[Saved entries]
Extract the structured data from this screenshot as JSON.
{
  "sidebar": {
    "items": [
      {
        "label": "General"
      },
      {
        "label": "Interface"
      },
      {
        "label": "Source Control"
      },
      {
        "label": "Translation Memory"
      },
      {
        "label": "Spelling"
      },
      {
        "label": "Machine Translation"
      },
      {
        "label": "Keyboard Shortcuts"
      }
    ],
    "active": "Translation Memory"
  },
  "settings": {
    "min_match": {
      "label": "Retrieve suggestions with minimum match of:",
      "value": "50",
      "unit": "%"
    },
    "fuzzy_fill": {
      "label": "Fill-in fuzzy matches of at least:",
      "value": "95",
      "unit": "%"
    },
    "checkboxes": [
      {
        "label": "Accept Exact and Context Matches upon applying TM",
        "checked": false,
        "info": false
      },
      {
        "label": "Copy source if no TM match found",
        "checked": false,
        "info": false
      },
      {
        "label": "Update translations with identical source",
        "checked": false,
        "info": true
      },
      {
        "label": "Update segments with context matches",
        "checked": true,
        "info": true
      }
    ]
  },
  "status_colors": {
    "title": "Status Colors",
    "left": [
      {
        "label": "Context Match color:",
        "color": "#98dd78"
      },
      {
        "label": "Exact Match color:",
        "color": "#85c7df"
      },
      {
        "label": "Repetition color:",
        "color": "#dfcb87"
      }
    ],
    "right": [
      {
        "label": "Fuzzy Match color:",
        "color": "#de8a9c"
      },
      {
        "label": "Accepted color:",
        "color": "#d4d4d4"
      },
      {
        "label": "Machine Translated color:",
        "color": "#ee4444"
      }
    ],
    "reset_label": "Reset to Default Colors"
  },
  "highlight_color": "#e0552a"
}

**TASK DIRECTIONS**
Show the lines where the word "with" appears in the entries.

**EXERCISE OUTPUT**
      "label": "Retrieve suggestions with minimum match of:",
        "label": "Update translations with identical source",
        "label": "Update segments with context matches",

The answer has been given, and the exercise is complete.